------ Extracted data
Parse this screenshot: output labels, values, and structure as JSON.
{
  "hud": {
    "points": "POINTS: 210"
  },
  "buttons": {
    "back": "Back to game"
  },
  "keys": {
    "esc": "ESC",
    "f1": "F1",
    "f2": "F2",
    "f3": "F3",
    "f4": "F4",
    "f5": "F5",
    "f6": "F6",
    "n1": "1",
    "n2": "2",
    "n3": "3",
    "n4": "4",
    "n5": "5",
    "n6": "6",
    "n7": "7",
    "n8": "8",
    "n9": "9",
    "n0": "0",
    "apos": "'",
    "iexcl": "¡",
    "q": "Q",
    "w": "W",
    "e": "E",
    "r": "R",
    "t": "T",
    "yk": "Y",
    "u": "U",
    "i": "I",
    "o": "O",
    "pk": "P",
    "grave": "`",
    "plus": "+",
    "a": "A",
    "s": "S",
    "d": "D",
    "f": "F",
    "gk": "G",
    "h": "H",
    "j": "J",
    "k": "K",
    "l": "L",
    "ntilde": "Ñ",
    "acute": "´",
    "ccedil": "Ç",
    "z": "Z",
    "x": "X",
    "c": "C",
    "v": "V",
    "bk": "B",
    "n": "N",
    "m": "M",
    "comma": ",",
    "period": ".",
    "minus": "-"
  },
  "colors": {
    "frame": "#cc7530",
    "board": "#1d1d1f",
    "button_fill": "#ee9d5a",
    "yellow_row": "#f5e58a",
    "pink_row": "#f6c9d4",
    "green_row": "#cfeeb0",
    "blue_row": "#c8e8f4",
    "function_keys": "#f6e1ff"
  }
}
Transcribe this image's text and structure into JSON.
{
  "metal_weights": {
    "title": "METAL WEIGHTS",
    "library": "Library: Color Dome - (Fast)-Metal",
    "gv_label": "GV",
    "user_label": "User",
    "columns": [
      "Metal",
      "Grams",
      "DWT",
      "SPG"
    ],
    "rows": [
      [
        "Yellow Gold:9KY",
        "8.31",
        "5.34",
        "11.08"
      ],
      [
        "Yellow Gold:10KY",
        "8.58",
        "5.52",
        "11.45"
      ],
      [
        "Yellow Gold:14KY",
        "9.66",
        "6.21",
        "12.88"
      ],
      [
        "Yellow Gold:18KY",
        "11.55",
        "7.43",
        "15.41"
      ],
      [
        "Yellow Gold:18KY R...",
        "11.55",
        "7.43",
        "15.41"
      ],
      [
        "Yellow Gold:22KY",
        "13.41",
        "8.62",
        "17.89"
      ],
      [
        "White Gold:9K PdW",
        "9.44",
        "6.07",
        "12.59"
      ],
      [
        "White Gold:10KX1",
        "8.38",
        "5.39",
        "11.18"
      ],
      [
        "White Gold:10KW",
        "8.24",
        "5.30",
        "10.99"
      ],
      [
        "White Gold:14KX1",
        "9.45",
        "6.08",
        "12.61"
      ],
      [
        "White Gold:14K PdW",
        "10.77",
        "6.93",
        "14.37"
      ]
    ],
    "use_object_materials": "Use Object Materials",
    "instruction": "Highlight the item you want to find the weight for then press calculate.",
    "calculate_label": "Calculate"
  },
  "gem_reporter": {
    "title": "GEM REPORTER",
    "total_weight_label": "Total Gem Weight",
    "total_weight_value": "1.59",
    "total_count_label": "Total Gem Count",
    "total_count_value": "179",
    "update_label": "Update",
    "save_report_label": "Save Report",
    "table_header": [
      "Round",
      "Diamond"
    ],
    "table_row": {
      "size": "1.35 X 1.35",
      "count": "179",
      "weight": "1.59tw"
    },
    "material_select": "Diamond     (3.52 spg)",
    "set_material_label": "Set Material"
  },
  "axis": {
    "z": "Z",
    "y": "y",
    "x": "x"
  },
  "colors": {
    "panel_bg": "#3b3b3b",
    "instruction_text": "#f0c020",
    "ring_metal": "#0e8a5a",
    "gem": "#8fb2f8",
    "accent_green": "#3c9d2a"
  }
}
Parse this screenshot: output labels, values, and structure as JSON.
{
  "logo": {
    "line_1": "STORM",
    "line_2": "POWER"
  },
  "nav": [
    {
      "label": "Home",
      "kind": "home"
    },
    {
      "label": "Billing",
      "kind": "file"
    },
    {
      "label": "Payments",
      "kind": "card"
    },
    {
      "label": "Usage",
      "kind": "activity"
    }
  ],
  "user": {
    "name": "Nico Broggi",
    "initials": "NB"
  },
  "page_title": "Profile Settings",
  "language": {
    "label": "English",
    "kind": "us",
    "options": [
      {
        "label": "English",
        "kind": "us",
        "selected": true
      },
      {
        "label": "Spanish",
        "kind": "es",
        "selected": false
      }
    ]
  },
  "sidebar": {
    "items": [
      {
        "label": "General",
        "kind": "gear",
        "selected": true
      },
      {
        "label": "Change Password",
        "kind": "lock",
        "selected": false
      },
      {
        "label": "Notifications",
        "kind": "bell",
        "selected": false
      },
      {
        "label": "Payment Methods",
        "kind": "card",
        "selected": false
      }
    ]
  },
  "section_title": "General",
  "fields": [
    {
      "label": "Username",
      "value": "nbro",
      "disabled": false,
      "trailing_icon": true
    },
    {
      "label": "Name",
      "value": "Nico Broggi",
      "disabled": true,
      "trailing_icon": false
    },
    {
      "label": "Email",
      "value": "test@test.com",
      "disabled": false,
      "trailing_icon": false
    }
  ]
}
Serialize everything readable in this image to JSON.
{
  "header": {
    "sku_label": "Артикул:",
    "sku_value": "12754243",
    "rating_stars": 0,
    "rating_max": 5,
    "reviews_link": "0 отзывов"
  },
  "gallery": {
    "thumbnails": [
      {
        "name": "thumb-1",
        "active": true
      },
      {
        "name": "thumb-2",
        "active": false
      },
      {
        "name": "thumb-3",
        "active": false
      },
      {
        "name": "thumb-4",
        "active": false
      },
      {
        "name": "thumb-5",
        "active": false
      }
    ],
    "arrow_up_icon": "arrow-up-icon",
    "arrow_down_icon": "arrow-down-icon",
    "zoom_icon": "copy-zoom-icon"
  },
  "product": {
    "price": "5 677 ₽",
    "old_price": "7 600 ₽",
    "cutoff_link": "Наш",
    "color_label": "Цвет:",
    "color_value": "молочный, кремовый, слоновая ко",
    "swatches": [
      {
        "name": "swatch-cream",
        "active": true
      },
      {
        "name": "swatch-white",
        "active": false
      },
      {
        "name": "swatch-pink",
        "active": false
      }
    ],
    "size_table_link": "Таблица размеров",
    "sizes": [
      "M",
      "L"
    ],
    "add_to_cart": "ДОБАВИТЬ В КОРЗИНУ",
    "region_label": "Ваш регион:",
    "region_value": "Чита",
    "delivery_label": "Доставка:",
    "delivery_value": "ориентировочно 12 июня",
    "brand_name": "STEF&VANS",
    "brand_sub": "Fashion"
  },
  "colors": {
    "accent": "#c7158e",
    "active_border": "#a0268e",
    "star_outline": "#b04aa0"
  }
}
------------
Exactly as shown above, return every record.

Parse this screenshot: output labels, values, and structure as JSON.
{
  "hud": {
    "points": "POINTS: 210"
  },
  "buttons": {
    "back": "Back to game"
  },
  "keys": {
    "esc": "ESC",
    "f1": "F1",
    "f2": "F2",
    "f3": "F3",
    "f4": "F4",
    "f5": "F5",
    "f6": "F6",
    "n1": "1",
    "n2": "2",
    "n3": "3",
    "n4": "4",
    "n5": "5",
    "n6": "6",
    "n7": "7",
    "n8": "8",
    "n9": "9",
    "n0": "0",
    "apos": "'",
    "iexcl": "¡",
    "q": "Q",
    "w": "W",
    "e": "E",
    "r": "R",
    "t": "T",
    "yk": "Y",
    "u": "U",
    "i": "I",
    "o": "O",
    "pk": "P",
    "grave": "`",
    "plus": "+",
    "a": "A",
    "s": "S",
    "d": "D",
    "f": "F",
    "gk": "G",
    "h": "H",
    "j": "J",
    "k": "K",
    "l": "L",
    "ntilde": "Ñ",
    "acute": "´",
    "ccedil": "Ç",
    "z": "Z",
    "x": "X",
    "c": "C",
    "v": "V",
    "bk": "B",
    "n": "N",
    "m": "M",
    "comma": ",",
    "period": ".",
    "minus": "-"
  },
  "colors": {
    "frame": "#cc7530",
    "board": "#1d1d1f",
    "button_fill": "#ee9d5a",
    "yellow_row": "#f5e58a",
    "pink_row": "#f6c9d4",
    "green_row": "#cfeeb0",
    "blue_row": "#c8e8f4",
    "function_keys": "#f6e1ff"
  }
}
Transcribe this image's text and structure into JSON.
{
  "metal_weights": {
    "title": "METAL WEIGHTS",
    "library": "Library: Color Dome - (Fast)-Metal",
    "gv_label": "GV",
    "user_label": "User",
    "columns": [
      "Metal",
      "Grams",
      "DWT",
      "SPG"
    ],
    "rows": [
      [
        "Yellow Gold:9KY",
        "8.31",
        "5.34",
        "11.08"
      ],
      [
        "Yellow Gold:10KY",
        "8.58",
        "5.52",
        "11.45"
      ],
      [
        "Yellow Gold:14KY",
        "9.66",
        "6.21",
        "12.88"
      ],
      [
        "Yellow Gold:18KY",
        "11.55",
        "7.43",
        "15.41"
      ],
      [
        "Yellow Gold:18KY R...",
        "11.55",
        "7.43",
        "15.41"
      ],
      [
        "Yellow Gold:22KY",
        "13.41",
        "8.62",
        "17.89"
      ],
      [
        "White Gold:9K PdW",
        "9.44",
        "6.07",
        "12.59"
      ],
      [
        "White Gold:10KX1",
        "8.38",
        "5.39",
        "11.18"
      ],
      [
        "White Gold:10KW",
        "8.24",
        "5.30",
        "10.99"
      ],
      [
        "White Gold:14KX1",
        "9.45",
        "6.08",
        "12.61"
      ],
      [
        "White Gold:14K PdW",
        "10.77",
        "6.93",
        "14.37"
      ]
    ],
    "use_object_materials": "Use Object Materials",
    "instruction": "Highlight the item you want to find the weight for then press calculate.",
    "calculate_label": "Calculate"
  },
  "gem_reporter": {
    "title": "GEM REPORTER",
    "total_weight_label": "Total Gem Weight",
    "total_weight_value": "1.59",
    "total_count_label": "Total Gem Count",
    "total_count_value": "179",
    "update_label": "Update",
    "save_report_label": "Save Report",
    "table_header": [
      "Round",
      "Diamond"
    ],
    "table_row": {
      "size": "1.35 X 1.35",
      "count": "179",
      "weight": "1.59tw"
    },
    "material_select": "Diamond     (3.52 spg)",
    "set_material_label": "Set Material"
  },
  "axis": {
    "z": "Z",
    "y": "y",
    "x": "x"
  },
  "colors": {
    "panel_bg": "#3b3b3b",
    "instruction_text": "#f0c020",
    "ring_metal": "#0e8a5a",
    "gem": "#8fb2f8",
    "accent_green": "#3c9d2a"
  }
}
Parse this screenshot: output labels, values, and structure as JSON.
{
  "logo": {
    "line_1": "STORM",
    "line_2": "POWER"
  },
  "nav": [
    {
      "label": "Home",
      "kind": "home"
    },
    {
      "label": "Billing",
      "kind": "file"
    },
    {
      "label": "Payments",
      "kind": "card"
    },
    {
      "label": "Usage",
      "kind": "activity"
    }
  ],
  "user": {
    "name": "Nico Broggi",
    "initials": "NB"
  },
  "page_title": "Profile Settings",
  "language": {
    "label": "English",
    "kind": "us",
    "options": [
      {
        "label": "English",
        "kind": "us",
        "selected": true
      },
      {
        "label": "Spanish",
        "kind": "es",
        "selected": false
      }
    ]
  },
  "sidebar": {
    "items": [
      {
        "label": "General",
        "kind": "gear",
        "selected": true
      },
      {
        "label": "Change Password",
        "kind": "lock",
        "selected": false
      },
      {
        "label": "Notifications",
        "kind": "bell",
        "selected": false
      },
      {
        "label": "Payment Methods",
        "kind": "card",
        "selected": false
      }
    ]
  },
  "section_title": "General",
  "fields": [
    {
      "label": "Username",
      "value": "nbro",
      "disabled": false,
      "trailing_icon": true
    },
    {
      "label": "Name",
      "value": "Nico Broggi",
      "disabled": true,
      "trailing_icon": false
    },
    {
      "label": "Email",
      "value": "test@test.com",
      "disabled": false,
      "trailing_icon": false
    }
  ]
}
Serialize everything readable in this image to JSON.
{
  "header": {
    "sku_label": "Артикул:",
    "sku_value": "12754243",
    "rating_stars": 0,
    "rating_max": 5,
    "reviews_link": "0 отзывов"
  },
  "gallery": {
    "thumbnails": [
      {
        "name": "thumb-1",
        "active": true
      },
      {
        "name": "thumb-2",
        "active": false
      },
      {
        "name": "thumb-3",
        "active": false
      },
      {
        "name": "thumb-4",
        "active": false
      },
      {
        "name": "thumb-5",
        "active": false
      }
    ],
    "arrow_up_icon": "arrow-up-icon",
    "arrow_down_icon": "arrow-down-icon",
    "zoom_icon": "copy-zoom-icon"
  },
  "product": {
    "price": "5 677 ₽",
    "old_price": "7 600 ₽",
    "cutoff_link": "Наш",
    "color_label": "Цвет:",
    "color_value": "молочный, кремовый, слоновая ко",
    "swatches": [
      {
        "name": "swatch-cream",
        "active": true
      },
      {
        "name": "swatch-white",
        "active": false
      },
      {
        "name": "swatch-pink",
        "active": false
      }
    ],
    "size_table_link": "Таблица размеров",
    "sizes": [
      "M",
      "L"
    ],
    "add_to_cart": "ДОБАВИТЬ В КОРЗИНУ",
    "region_label": "Ваш регион:",
    "region_value": "Чита",
    "delivery_label": "Доставка:",
    "delivery_value": "ориентировочно 12 июня",
    "brand_name": "STEF&VANS",
    "brand_sub": "Fashion"
  },
  "colors": {
    "accent": "#c7158e",
    "active_border": "#a0268e",
    "star_outline": "#b04aa0"
  }
}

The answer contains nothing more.